Malaysia’s highest court to rule on powers of Islamic courts over non-Muslims

(AP) – A ruling by Malaysia's highest court in a high-profile marital dispute could help determine whether Islamic courts have the power to decide the fate of non-Muslims, a deeply divisive issue in this mainly Muslim nation.

The Federal Court is expected to rule Thursday in the case of Subashini Rajasingam, a 29-year-old ethnic Indian Hindu who is trying to prevent her Muslim convert husband from seeking a divorce in a Shariah court and to stop him from converting their younger son to Islam. Subashini is not contesting the divorce, but wants it to be decided in a civil court.

"We are not challenging the authority of the Shariah courts," said Subashini's lawyer K. Shanmuga. "What we are saying is that in this dispute, because it deals with a non-Muslim marriage, and because one of the parties is a non-Muslim, the Shariah court does not have jurisdiction," he told The Associated Press.

The case is being closely watched because it could set a precedent for inter-religious disputes and minority rights in Malaysia where the Buddhist, Christian and Hindu minorities have voiced fears that courts are unfairly asserting the supremacy of Islam.

Muslims, who are 60 percent of the population, are governed by Islamic courts while non-Muslims go to civil courts to settle family, marriage and other personal disputes. But the law is vague on which court has the authority to deal with disputes between Muslims and non-Muslims, especially within a family.

Civil courts have generally steered clear of taking a position in such cases, allowing Shariah courts to take the lead. This has not only raised questions about freedom of religion guaranteed by the Constitution but has also strained racial relations in this multiethnic country, which has enjoyed largely peaceful race relations for nearly four decades.

Thursday's verdict "is very important in order to appreciate the interrelationship between civil courts and the Shariah courts, particularly so in cases involving conversions of spouses," said Malik Imtiaz Sarwar, a human rights lawyer who has helped fight several such cases including Subashini's.

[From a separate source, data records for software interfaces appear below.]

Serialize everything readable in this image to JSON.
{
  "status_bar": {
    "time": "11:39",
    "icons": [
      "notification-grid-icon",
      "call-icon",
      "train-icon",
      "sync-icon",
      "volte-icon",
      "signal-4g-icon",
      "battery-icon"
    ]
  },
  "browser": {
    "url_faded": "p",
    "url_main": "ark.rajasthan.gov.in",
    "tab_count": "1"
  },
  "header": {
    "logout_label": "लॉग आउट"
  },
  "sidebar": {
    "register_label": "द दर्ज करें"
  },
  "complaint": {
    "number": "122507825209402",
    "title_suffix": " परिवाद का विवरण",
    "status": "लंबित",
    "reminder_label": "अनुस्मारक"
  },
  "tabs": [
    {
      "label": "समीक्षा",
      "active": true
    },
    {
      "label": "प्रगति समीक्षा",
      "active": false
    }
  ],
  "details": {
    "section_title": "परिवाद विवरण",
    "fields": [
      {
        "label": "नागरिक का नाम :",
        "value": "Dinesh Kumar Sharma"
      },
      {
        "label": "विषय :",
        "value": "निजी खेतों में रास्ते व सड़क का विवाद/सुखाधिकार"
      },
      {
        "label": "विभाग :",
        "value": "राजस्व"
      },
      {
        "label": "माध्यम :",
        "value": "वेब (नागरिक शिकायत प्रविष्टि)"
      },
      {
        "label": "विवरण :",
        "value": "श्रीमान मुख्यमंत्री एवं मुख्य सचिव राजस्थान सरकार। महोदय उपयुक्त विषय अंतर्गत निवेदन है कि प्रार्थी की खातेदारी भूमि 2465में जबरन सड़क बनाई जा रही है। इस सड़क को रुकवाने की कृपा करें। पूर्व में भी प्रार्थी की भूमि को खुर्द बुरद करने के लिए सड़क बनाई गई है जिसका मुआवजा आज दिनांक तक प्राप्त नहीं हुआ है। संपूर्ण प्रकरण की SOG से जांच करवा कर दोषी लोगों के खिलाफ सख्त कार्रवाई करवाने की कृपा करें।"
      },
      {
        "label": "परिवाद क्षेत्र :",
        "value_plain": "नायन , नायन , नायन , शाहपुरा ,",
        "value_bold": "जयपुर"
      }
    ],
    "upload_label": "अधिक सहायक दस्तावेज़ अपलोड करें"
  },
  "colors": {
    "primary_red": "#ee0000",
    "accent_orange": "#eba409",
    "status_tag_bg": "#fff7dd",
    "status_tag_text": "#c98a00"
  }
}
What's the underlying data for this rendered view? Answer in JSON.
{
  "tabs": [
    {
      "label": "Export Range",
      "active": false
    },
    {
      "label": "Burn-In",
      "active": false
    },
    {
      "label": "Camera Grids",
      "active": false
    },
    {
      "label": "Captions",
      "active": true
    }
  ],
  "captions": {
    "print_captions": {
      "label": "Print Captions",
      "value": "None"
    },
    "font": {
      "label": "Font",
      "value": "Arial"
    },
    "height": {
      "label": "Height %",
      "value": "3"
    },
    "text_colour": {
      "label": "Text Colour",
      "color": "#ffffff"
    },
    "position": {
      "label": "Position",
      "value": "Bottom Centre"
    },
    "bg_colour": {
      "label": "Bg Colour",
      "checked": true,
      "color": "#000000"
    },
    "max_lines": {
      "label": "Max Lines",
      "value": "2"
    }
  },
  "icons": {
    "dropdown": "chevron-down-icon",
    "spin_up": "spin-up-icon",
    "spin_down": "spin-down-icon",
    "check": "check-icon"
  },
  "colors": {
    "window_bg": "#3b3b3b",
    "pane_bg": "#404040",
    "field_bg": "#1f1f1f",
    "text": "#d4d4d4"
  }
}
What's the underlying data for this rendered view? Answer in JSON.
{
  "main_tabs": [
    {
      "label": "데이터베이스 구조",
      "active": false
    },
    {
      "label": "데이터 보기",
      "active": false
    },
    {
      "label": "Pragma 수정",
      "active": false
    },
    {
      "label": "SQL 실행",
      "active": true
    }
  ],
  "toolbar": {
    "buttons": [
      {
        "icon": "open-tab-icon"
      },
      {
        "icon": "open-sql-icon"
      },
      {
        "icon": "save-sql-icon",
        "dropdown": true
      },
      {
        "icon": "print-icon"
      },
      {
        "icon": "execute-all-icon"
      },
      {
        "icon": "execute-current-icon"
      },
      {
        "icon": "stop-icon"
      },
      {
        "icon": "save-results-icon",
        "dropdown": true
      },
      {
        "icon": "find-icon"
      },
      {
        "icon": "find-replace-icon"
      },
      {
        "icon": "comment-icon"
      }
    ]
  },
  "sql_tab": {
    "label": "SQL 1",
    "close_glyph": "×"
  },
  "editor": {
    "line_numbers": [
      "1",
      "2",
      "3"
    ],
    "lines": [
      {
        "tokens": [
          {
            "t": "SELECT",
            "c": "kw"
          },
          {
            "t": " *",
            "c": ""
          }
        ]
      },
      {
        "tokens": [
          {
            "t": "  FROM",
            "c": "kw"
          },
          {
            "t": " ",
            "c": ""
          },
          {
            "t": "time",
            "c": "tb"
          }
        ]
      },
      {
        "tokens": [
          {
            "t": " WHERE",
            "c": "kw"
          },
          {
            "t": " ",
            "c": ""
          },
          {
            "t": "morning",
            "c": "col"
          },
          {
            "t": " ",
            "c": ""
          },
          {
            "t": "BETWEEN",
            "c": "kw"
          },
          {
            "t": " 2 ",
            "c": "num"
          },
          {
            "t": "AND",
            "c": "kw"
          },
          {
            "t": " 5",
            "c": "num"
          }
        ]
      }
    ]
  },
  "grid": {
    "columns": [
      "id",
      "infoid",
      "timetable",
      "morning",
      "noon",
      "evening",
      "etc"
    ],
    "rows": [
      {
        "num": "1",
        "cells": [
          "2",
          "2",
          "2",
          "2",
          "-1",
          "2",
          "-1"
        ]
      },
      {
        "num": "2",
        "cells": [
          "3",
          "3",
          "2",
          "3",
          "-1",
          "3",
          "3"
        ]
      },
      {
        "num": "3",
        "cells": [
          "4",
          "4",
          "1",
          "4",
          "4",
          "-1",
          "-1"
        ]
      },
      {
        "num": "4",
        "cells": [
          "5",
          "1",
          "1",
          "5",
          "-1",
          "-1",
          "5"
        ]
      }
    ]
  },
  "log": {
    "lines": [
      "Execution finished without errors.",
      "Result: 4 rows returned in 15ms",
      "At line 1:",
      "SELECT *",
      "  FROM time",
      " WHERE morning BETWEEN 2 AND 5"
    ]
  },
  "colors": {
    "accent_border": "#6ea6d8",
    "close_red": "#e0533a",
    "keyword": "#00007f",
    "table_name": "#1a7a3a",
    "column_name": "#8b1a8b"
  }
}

"It will also have an important bearing on the right of parents to unilaterally convert their children to a particular faith," he told the AP.

Subashini, a clerk, married Saravanan Thangathoray in a Hindu wedding in 2002. The couple have two sons, Dharvin and Sharvind, now aged 4 and 2.

Saravanan told his wife in 2006 that he had converted to Islam. Subashini attempted suicide and was hospitalized. When she returned home, Saravanan had left with Dharvin, whom he claims has also converted to Islam.

Saravanan, by then known as Muhammad Shafi Saravanan Abdullah, filed for divorce and custody rights over the children in a Shariah court in May 2006, and the right to convert Sharvind.

Subashini separately filed for divorce and custody rights in the Kuala Lumpur High Court, and also asked it to prevent her husband from seeking relief in the Shariah Court. The court refused.

The Court of Appeal also ruled in March this year that Subashini should argue her case in the Shariah Court. The ruling outraged civil rights groups, who say Subashini's chances of blocking a conversion would be slim in the Shariah Court.

She then went to the Federal Court, which told Muhammad Shafi not to approach the Shariah court until it has ruled on the matter.